AVL tree is a self-balancing binary search tree, and it has height O(lg n), where n is the number of nodes (This can be proved by leveraging the Fibonacci number. See AVL Tree Wikipedia for more detail). Therefore, the time complexity of an AVL tree can be summarized in the table below:

## Example

Like the red-black tree, the AVL tree is widely used in software programs because of its self-balancing ability. For example, this section uses the AVL tree we implement here to implement a key-value `Map`

.

from typing import Any, Optional from forest.binary_trees import avl_tree from forest.binary_trees import traversal class Map: """Key-value Map implemented using AVL Tree.""" def __init__(self) -> None: self._avlt = avl_tree.AVLTree() def __setitem__(self, key: Any, value: Any) -> None: """Insert (key, value) item into the map.""" self._avlt.insert(key=key, data=value) def __getitem__(self, key: Any) -> Optional[Any]: """Get the data by the given key.""" node = self._avlt.search(key=key) if node: return node.data return None def __delitem__(self, key: Any) -> None: """Remove a (key, value) pair from the map.""" self._avlt.delete(key=key) def __iter__(self) -> traversal.Pairs: """Iterate the data in the map.""" return traversal.inorder_traverse(tree=self._avlt) @property def empty(self) -> bool: """Return `True` if the map is empty; `False` otherwise.""" return self._avlt.empty if __name__ == "__main__": # Initialize the Map instance. contacts = Map() # Add some items. contacts["Mark"] = "mark@email.com" contacts["John"] = "john@email.com" contacts["Luke"] = "luke@email.com" # Retrieve an email print(contacts["Mark"]) # Delete one item. del contacts["John"] # Check the deleted item. print(contacts["John"]) # This will print None # Iterate the items. for contact in contacts: print(contact)

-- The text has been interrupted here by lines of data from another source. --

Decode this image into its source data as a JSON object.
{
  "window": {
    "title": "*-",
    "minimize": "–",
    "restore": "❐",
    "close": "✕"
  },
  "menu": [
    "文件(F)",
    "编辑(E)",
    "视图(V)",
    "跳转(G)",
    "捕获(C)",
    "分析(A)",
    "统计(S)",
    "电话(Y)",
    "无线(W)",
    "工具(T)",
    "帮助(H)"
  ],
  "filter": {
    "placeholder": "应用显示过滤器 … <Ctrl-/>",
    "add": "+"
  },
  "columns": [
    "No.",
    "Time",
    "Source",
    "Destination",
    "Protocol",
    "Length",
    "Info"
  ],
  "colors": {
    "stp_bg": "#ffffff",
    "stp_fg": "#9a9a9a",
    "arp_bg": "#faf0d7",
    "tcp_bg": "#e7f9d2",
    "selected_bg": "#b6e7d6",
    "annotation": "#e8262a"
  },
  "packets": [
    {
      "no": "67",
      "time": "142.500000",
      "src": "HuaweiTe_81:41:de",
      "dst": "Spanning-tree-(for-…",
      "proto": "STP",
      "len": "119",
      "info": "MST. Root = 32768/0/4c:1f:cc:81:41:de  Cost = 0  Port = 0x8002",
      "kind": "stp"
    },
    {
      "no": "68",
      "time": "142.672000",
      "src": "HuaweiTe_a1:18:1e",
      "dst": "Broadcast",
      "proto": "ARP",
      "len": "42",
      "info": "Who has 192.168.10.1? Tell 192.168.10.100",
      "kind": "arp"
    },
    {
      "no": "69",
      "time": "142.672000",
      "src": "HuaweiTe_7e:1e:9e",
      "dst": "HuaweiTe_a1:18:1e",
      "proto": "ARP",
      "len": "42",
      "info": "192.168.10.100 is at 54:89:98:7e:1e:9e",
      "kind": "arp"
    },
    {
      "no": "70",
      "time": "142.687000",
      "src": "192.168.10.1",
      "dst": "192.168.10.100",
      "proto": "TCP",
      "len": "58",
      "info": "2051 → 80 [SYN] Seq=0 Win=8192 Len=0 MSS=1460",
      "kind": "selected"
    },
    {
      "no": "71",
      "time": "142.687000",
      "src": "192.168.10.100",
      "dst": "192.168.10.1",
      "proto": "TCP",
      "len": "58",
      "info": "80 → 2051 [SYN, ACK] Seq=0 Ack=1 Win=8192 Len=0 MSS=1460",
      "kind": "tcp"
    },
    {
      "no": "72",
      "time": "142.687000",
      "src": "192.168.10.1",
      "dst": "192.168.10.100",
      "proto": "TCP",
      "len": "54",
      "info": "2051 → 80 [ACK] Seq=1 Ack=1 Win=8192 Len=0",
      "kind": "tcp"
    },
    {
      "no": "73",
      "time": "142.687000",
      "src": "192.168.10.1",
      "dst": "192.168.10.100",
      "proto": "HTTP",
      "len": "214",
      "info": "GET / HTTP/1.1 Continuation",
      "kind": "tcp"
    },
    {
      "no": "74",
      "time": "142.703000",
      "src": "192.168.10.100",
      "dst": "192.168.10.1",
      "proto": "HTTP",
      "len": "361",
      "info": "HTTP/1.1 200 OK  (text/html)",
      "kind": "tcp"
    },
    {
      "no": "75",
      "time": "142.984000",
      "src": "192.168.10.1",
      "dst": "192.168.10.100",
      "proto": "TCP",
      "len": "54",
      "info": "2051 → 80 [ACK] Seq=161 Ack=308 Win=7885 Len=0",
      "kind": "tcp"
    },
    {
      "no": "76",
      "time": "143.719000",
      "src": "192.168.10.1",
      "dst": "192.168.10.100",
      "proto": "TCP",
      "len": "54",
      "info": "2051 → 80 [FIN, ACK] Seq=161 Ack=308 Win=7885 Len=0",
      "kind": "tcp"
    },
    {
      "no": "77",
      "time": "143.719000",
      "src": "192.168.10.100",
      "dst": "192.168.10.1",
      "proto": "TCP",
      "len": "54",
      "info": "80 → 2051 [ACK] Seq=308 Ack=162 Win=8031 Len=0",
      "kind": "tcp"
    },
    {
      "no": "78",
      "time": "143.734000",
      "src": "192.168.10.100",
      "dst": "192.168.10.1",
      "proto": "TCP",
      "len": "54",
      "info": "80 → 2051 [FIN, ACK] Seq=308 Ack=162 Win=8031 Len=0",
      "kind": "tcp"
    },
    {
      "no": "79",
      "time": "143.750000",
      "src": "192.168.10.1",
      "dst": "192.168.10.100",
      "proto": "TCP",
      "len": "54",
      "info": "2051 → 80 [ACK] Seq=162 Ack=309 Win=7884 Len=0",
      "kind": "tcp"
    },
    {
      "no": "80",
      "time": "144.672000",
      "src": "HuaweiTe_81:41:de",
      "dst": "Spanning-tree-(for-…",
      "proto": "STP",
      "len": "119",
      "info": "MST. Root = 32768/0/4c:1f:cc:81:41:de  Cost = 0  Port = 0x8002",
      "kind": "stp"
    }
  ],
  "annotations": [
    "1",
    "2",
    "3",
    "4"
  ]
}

(The complete example is available at avlt_map.py.)

## Summary

Like the red-black tree, the AVL tree introduces some complexity on insertion and deletion operations to keep its balance, but the AVL tree’s self-balancing ability provides O(lg n) time complexity for basic operations, which is better performance than the regular binary search tree.

(Originally published at Shun's Vineyard on June 6, 2021.)

## History

- 7
^{th}June, 2021: Initial version